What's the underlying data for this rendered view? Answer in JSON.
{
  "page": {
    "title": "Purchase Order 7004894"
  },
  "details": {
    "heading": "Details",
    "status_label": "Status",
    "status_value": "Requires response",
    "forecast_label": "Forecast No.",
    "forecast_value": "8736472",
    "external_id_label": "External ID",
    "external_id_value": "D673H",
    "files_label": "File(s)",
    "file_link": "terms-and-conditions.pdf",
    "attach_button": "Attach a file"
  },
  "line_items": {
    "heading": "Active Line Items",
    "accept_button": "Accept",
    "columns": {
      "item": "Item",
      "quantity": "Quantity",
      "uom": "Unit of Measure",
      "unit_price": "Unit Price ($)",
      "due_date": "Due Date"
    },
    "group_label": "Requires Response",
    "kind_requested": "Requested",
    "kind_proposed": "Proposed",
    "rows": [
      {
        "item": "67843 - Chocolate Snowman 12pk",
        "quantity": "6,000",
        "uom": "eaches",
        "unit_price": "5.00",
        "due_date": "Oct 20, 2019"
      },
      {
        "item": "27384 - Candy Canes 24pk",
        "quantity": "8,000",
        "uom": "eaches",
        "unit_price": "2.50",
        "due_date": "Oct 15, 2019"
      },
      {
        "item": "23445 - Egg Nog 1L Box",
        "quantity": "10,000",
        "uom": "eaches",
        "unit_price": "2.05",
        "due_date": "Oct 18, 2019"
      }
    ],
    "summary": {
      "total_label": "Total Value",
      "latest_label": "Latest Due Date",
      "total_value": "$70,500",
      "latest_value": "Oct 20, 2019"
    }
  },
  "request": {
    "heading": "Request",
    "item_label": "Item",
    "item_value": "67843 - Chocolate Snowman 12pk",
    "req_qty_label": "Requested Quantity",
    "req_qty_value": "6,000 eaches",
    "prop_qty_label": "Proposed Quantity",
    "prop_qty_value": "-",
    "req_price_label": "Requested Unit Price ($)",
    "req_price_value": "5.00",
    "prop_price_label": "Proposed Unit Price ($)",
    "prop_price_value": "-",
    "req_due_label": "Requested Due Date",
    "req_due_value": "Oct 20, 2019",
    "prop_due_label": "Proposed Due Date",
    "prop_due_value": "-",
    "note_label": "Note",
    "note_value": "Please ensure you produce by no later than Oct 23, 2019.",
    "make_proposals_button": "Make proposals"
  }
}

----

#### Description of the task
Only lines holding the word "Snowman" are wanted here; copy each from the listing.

#### Solution for this exercise
        "item": "67843 - Chocolate Snowman 12pk",
    "item_value": "67843 - Chocolate Snowman 12pk",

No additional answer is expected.